-- Records for the exercise follows --
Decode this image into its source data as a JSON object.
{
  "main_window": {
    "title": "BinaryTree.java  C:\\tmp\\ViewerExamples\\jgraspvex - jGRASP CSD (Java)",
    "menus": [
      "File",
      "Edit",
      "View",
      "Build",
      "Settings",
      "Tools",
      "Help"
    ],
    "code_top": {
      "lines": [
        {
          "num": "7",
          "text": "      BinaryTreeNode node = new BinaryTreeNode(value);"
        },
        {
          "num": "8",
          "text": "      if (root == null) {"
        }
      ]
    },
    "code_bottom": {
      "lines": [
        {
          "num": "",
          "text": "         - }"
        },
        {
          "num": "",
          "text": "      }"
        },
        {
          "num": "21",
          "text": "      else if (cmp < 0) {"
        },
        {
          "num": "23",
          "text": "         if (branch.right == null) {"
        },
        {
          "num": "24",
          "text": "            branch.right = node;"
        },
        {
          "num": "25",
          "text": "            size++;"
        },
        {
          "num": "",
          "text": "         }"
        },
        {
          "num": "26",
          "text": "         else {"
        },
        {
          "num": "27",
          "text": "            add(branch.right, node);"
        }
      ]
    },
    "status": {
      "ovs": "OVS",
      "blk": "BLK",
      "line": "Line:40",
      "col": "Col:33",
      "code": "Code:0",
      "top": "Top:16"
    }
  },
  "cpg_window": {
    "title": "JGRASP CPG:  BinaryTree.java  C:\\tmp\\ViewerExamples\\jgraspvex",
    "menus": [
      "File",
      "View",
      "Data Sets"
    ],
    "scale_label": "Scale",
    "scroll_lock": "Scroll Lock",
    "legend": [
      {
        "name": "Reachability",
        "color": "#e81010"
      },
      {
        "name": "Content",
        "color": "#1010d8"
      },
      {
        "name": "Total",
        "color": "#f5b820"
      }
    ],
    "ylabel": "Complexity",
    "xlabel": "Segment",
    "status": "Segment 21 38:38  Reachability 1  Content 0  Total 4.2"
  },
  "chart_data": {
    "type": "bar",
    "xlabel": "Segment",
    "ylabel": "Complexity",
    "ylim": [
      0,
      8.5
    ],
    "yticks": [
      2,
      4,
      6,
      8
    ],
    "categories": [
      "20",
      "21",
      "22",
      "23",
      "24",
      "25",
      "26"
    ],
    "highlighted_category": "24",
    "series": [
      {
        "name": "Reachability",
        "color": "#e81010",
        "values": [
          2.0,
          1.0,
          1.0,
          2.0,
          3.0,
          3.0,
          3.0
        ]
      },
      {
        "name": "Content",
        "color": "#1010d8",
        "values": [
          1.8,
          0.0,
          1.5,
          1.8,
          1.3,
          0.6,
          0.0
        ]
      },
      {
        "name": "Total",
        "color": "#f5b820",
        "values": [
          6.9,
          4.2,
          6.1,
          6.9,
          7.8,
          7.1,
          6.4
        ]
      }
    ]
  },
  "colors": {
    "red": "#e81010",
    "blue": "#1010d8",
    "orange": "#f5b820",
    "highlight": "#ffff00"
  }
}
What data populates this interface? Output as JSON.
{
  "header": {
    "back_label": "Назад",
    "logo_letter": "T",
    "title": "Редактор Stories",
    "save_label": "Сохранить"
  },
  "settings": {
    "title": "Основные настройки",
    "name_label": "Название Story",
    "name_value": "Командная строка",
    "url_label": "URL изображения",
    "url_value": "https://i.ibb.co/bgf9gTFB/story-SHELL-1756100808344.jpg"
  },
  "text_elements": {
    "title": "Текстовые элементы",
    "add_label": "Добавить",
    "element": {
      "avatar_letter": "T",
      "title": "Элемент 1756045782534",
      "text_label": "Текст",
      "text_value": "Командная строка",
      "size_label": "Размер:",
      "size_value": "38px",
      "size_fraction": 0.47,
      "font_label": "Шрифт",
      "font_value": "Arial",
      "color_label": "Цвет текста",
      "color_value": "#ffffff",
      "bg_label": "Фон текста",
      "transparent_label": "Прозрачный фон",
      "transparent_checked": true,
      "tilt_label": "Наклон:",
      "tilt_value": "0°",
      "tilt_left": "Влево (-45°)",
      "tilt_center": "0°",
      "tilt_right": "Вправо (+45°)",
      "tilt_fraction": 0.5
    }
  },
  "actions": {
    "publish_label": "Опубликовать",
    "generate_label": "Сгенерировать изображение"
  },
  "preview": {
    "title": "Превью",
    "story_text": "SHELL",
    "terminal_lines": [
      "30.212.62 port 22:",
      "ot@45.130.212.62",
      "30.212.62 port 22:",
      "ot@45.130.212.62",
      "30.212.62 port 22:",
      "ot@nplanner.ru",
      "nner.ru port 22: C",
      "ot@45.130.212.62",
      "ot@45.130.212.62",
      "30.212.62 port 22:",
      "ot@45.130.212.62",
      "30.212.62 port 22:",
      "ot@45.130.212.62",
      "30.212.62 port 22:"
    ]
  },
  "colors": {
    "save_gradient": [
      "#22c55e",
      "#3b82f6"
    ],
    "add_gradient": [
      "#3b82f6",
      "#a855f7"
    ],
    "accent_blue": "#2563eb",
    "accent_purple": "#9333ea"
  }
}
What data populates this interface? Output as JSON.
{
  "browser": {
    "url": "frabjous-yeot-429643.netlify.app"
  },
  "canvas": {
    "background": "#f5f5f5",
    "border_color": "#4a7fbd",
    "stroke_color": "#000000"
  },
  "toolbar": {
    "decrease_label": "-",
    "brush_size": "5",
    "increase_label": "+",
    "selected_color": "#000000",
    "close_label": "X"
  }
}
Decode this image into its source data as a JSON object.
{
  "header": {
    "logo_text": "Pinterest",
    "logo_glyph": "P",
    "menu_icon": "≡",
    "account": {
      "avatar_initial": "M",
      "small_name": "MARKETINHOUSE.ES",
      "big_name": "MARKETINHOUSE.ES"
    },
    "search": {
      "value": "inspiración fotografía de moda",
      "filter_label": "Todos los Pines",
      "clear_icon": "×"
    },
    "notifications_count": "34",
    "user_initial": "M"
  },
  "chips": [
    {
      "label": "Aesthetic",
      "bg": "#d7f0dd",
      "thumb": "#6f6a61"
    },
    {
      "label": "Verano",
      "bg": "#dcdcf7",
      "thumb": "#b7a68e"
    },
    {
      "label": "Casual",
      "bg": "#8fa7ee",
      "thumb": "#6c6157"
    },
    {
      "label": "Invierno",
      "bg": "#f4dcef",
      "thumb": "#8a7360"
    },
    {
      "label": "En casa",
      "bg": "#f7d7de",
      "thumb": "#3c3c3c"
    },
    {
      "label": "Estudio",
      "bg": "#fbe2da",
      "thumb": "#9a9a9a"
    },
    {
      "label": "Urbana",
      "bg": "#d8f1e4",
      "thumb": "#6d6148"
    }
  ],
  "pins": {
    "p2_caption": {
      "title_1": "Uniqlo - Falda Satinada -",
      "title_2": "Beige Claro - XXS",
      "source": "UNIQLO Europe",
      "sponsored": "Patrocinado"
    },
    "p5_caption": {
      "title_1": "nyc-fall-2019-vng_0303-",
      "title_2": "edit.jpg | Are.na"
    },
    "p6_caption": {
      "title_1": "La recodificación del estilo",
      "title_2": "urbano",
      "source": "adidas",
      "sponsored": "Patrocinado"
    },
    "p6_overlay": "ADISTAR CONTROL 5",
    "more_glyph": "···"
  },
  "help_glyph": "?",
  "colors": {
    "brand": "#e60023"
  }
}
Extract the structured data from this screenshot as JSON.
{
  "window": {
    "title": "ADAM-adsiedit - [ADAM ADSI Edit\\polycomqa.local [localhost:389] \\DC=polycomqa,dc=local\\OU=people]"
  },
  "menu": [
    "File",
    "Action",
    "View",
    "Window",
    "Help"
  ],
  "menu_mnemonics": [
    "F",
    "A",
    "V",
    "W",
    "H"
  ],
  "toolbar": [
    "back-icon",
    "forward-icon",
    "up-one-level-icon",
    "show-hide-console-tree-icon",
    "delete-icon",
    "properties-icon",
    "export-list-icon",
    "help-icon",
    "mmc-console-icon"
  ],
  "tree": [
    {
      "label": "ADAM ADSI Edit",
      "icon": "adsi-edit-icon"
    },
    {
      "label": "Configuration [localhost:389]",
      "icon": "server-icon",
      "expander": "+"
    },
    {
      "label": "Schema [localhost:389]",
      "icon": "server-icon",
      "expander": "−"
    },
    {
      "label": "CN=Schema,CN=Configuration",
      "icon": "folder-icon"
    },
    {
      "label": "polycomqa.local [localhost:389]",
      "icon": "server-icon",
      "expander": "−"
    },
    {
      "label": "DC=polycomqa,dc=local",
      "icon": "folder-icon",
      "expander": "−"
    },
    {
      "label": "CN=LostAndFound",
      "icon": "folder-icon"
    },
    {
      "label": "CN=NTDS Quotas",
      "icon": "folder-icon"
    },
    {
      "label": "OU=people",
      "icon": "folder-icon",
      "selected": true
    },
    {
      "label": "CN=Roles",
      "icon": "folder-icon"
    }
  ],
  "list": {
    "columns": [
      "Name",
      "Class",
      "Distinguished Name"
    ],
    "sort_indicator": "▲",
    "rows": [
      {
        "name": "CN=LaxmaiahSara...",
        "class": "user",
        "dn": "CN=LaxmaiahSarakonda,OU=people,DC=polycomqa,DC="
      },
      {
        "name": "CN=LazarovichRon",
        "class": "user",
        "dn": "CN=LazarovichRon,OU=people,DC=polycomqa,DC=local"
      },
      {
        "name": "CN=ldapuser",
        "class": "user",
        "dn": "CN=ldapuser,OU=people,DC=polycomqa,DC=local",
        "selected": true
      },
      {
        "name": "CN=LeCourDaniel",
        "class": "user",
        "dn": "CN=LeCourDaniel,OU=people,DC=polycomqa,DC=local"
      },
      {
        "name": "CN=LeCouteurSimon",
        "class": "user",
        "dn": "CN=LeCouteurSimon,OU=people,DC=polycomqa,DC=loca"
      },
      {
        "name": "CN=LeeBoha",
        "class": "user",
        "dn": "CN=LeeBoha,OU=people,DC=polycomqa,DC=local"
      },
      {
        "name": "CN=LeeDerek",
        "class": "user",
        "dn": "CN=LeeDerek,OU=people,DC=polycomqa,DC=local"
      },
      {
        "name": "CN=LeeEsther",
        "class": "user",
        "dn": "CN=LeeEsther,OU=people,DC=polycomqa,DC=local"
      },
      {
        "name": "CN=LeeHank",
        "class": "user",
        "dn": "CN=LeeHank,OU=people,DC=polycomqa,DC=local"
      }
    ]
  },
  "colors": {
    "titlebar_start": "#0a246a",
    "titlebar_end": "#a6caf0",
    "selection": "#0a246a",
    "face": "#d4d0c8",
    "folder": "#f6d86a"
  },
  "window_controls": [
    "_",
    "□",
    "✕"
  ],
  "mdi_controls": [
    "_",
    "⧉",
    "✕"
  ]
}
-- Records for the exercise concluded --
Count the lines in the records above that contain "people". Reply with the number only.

11